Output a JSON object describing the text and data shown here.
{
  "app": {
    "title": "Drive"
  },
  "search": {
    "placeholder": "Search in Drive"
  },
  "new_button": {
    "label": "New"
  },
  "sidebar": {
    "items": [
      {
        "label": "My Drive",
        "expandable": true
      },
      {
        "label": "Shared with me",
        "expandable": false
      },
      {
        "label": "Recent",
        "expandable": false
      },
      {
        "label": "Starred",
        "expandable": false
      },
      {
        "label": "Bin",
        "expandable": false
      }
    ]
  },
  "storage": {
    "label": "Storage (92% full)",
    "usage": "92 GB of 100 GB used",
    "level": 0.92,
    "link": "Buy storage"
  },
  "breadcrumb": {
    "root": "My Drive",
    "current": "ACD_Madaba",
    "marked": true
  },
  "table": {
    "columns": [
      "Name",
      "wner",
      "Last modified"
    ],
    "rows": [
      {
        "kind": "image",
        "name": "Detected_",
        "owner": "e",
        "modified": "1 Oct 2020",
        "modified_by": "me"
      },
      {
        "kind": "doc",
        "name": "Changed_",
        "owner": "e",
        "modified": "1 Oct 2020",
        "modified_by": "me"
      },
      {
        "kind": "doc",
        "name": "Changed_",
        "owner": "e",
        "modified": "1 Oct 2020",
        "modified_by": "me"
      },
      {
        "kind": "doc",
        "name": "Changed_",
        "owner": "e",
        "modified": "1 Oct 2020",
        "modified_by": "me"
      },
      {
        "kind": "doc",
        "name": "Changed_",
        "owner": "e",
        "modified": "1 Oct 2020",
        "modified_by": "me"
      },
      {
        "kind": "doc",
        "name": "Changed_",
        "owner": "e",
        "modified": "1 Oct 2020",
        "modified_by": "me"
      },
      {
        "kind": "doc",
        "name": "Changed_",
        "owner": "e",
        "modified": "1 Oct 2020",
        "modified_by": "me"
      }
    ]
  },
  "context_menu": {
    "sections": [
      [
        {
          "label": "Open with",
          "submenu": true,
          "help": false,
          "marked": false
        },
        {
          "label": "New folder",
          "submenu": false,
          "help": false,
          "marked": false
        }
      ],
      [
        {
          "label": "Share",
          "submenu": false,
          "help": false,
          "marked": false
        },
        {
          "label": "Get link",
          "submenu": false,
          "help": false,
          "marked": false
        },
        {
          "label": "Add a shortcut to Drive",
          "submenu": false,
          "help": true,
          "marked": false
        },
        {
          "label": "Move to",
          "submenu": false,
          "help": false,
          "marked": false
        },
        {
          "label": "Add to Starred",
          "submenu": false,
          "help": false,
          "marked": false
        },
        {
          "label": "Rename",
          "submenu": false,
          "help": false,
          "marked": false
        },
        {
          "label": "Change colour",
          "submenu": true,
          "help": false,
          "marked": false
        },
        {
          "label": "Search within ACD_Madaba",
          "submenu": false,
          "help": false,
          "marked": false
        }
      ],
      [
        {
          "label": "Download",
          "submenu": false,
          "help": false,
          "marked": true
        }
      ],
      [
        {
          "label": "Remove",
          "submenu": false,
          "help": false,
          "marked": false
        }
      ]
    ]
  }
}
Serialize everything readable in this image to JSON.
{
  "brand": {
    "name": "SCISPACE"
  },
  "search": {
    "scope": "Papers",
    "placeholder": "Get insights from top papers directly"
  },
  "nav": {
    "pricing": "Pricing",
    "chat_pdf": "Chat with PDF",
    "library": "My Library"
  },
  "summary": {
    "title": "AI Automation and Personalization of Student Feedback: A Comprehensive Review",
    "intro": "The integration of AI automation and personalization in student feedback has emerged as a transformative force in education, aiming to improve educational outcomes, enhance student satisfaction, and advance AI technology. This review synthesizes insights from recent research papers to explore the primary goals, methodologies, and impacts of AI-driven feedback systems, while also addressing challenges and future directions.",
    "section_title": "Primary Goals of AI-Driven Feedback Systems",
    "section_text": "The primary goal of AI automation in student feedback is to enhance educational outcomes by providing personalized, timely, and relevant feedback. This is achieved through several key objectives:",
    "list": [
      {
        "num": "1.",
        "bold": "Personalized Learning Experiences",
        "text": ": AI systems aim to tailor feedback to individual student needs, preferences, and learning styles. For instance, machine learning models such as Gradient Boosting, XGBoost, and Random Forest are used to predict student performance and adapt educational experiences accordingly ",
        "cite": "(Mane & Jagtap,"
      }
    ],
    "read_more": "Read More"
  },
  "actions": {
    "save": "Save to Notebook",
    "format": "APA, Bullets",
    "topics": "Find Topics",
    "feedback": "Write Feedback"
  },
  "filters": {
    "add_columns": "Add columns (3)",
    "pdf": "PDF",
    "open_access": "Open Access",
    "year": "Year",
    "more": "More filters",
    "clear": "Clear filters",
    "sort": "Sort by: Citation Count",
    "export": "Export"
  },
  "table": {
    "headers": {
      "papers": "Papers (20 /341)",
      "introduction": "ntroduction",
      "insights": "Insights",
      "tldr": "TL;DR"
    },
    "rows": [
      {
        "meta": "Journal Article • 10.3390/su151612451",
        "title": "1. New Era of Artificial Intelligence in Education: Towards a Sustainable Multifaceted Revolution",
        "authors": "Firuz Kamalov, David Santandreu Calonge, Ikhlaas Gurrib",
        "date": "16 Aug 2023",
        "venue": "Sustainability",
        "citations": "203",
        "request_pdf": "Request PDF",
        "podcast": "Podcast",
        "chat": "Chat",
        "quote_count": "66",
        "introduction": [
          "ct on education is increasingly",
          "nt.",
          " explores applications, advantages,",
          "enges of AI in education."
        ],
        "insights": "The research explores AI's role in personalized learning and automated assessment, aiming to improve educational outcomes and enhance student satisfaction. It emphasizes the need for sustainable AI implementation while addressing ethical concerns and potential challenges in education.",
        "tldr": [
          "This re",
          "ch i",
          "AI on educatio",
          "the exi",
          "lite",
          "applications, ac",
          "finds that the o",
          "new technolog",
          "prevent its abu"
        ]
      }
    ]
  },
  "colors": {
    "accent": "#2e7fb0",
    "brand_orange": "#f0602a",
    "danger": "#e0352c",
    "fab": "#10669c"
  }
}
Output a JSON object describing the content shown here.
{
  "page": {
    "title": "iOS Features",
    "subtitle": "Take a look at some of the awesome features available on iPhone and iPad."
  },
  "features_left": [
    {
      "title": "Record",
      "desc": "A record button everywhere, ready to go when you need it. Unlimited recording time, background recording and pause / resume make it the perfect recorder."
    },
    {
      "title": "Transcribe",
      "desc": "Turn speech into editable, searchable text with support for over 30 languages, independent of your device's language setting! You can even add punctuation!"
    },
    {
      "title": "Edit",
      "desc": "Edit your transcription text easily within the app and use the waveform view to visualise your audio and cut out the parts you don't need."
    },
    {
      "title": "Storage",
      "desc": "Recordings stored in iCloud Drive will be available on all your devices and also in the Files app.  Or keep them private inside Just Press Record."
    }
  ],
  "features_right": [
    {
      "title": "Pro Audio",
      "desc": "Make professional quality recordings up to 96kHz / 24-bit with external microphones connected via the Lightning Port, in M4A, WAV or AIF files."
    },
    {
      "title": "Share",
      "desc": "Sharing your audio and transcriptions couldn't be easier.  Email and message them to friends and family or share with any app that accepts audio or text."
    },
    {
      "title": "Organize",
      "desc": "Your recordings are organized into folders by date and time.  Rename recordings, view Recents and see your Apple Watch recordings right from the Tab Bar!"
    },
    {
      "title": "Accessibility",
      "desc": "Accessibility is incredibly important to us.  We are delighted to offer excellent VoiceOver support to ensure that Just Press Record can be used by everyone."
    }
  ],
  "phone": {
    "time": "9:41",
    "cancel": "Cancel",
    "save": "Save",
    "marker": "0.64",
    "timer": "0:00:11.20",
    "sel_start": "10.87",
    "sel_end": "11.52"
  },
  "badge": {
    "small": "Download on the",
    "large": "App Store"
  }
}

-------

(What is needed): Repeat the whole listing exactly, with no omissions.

(Response):
Output a JSON object describing the text and data shown here.
{
  "app": {
    "title": "Drive"
  },
  "search": {
    "placeholder": "Search in Drive"
  },
  "new_button": {
    "label": "New"
  },
  "sidebar": {
    "items": [
      {
        "label": "My Drive",
        "expandable": true
      },
      {
        "label": "Shared with me",
        "expandable": false
      },
      {
        "label": "Recent",
        "expandable": false
      },
      {
        "label": "Starred",
        "expandable": false
      },
      {
        "label": "Bin",
        "expandable": false
      }
    ]
  },
  "storage": {
    "label": "Storage (92% full)",
    "usage": "92 GB of 100 GB used",
    "level": 0.92,
    "link": "Buy storage"
  },
  "breadcrumb": {
    "root": "My Drive",
    "current": "ACD_Madaba",
    "marked": true
  },
  "table": {
    "columns": [
      "Name",
      "wner",
      "Last modified"
    ],
    "rows": [
      {
        "kind": "image",
        "name": "Detected_",
        "owner": "e",
        "modified": "1 Oct 2020",
        "modified_by": "me"
      },
      {
        "kind": "doc",
        "name": "Changed_",
        "owner": "e",
        "modified": "1 Oct 2020",
        "modified_by": "me"
      },
      {
        "kind": "doc",
        "name": "Changed_",
        "owner": "e",
        "modified": "1 Oct 2020",
        "modified_by": "me"
      },
      {
        "kind": "doc",
        "name": "Changed_",
        "owner": "e",
        "modified": "1 Oct 2020",
        "modified_by": "me"
      },
      {
        "kind": "doc",
        "name": "Changed_",
        "owner": "e",
        "modified": "1 Oct 2020",
        "modified_by": "me"
      },
      {
        "kind": "doc",
        "name": "Changed_",
        "owner": "e",
        "modified": "1 Oct 2020",
        "modified_by": "me"
      },
      {
        "kind": "doc",
        "name": "Changed_",
        "owner": "e",
        "modified": "1 Oct 2020",
        "modified_by": "me"
      }
    ]
  },
  "context_menu": {
    "sections": [
      [
        {
          "label": "Open with",
          "submenu": true,
          "help": false,
          "marked": false
        },
        {
          "label": "New folder",
          "submenu": false,
          "help": false,
          "marked": false
        }
      ],
      [
        {
          "label": "Share",
          "submenu": false,
          "help": false,
          "marked": false
        },
        {
          "label": "Get link",
          "submenu": false,
          "help": false,
          "marked": false
        },
        {
          "label": "Add a shortcut to Drive",
          "submenu": false,
          "help": true,
          "marked": false
        },
        {
          "label": "Move to",
          "submenu": false,
          "help": false,
          "marked": false
        },
        {
          "label": "Add to Starred",
          "submenu": false,
          "help": false,
          "marked": false
        },
        {
          "label": "Rename",
          "submenu": false,
          "help": false,
          "marked": false
        },
        {
          "label": "Change colour",
          "submenu": true,
          "help": false,
          "marked": false
        },
        {
          "label": "Search within ACD_Madaba",
          "submenu": false,
          "help": false,
          "marked": false
        }
      ],
      [
        {
          "label": "Download",
          "submenu": false,
          "help": false,
          "marked": true
        }
      ],
      [
        {
          "label": "Remove",
          "submenu": false,
          "help": false,
          "marked": false
        }
      ]
    ]
  }
}
Serialize everything readable in this image to JSON.
{
  "brand": {
    "name": "SCISPACE"
  },
  "search": {
    "scope": "Papers",
    "placeholder": "Get insights from top papers directly"
  },
  "nav": {
    "pricing": "Pricing",
    "chat_pdf": "Chat with PDF",
    "library": "My Library"
  },
  "summary": {
    "title": "AI Automation and Personalization of Student Feedback: A Comprehensive Review",
    "intro": "The integration of AI automation and personalization in student feedback has emerged as a transformative force in education, aiming to improve educational outcomes, enhance student satisfaction, and advance AI technology. This review synthesizes insights from recent research papers to explore the primary goals, methodologies, and impacts of AI-driven feedback systems, while also addressing challenges and future directions.",
    "section_title": "Primary Goals of AI-Driven Feedback Systems",
    "section_text": "The primary goal of AI automation in student feedback is to enhance educational outcomes by providing personalized, timely, and relevant feedback. This is achieved through several key objectives:",
    "list": [
      {
        "num": "1.",
        "bold": "Personalized Learning Experiences",
        "text": ": AI systems aim to tailor feedback to individual student needs, preferences, and learning styles. For instance, machine learning models such as Gradient Boosting, XGBoost, and Random Forest are used to predict student performance and adapt educational experiences accordingly ",
        "cite": "(Mane & Jagtap,"
      }
    ],
    "read_more": "Read More"
  },
  "actions": {
    "save": "Save to Notebook",
    "format": "APA, Bullets",
    "topics": "Find Topics",
    "feedback": "Write Feedback"
  },
  "filters": {
    "add_columns": "Add columns (3)",
    "pdf": "PDF",
    "open_access": "Open Access",
    "year": "Year",
    "more": "More filters",
    "clear": "Clear filters",
    "sort": "Sort by: Citation Count",
    "export": "Export"
  },
  "table": {
    "headers": {
      "papers": "Papers (20 /341)",
      "introduction": "ntroduction",
      "insights": "Insights",
      "tldr": "TL;DR"
    },
    "rows": [
      {
        "meta": "Journal Article • 10.3390/su151612451",
        "title": "1. New Era of Artificial Intelligence in Education: Towards a Sustainable Multifaceted Revolution",
        "authors": "Firuz Kamalov, David Santandreu Calonge, Ikhlaas Gurrib",
        "date": "16 Aug 2023",
        "venue": "Sustainability",
        "citations": "203",
        "request_pdf": "Request PDF",
        "podcast": "Podcast",
        "chat": "Chat",
        "quote_count": "66",
        "introduction": [
          "ct on education is increasingly",
          "nt.",
          " explores applications, advantages,",
          "enges of AI in education."
        ],
        "insights": "The research explores AI's role in personalized learning and automated assessment, aiming to improve educational outcomes and enhance student satisfaction. It emphasizes the need for sustainable AI implementation while addressing ethical concerns and potential challenges in education.",
        "tldr": [
          "This re",
          "ch i",
          "AI on educatio",
          "the exi",
          "lite",
          "applications, ac",
          "finds that the o",
          "new technolog",
          "prevent its abu"
        ]
      }
    ]
  },
  "colors": {
    "accent": "#2e7fb0",
    "brand_orange": "#f0602a",
    "danger": "#e0352c",
    "fab": "#10669c"
  }
}
Output a JSON object describing the content shown here.
{
  "page": {
    "title": "iOS Features",
    "subtitle": "Take a look at some of the awesome features available on iPhone and iPad."
  },
  "features_left": [
    {
      "title": "Record",
      "desc": "A record button everywhere, ready to go when you need it. Unlimited recording time, background recording and pause / resume make it the perfect recorder."
    },
    {
      "title": "Transcribe",
      "desc": "Turn speech into editable, searchable text with support for over 30 languages, independent of your device's language setting! You can even add punctuation!"
    },
    {
      "title": "Edit",
      "desc": "Edit your transcription text easily within the app and use the waveform view to visualise your audio and cut out the parts you don't need."
    },
    {
      "title": "Storage",
      "desc": "Recordings stored in iCloud Drive will be available on all your devices and also in the Files app.  Or keep them private inside Just Press Record."
    }
  ],
  "features_right": [
    {
      "title": "Pro Audio",
      "desc": "Make professional quality recordings up to 96kHz / 24-bit with external microphones connected via the Lightning Port, in M4A, WAV or AIF files."
    },
    {
      "title": "Share",
      "desc": "Sharing your audio and transcriptions couldn't be easier.  Email and message them to friends and family or share with any app that accepts audio or text."
    },
    {
      "title": "Organize",
      "desc": "Your recordings are organized into folders by date and time.  Rename recordings, view Recents and see your Apple Watch recordings right from the Tab Bar!"
    },
    {
      "title": "Accessibility",
      "desc": "Accessibility is incredibly important to us.  We are delighted to offer excellent VoiceOver support to ensure that Just Press Record can be used by everyone."
    }
  ],
  "phone": {
    "time": "9:41",
    "cancel": "Cancel",
    "save": "Save",
    "marker": "0.64",
    "timer": "0:00:11.20",
    "sel_start": "10.87",
    "sel_end": "11.52"
  },
  "badge": {
    "small": "Download on the",
    "large": "App Store"
  }
}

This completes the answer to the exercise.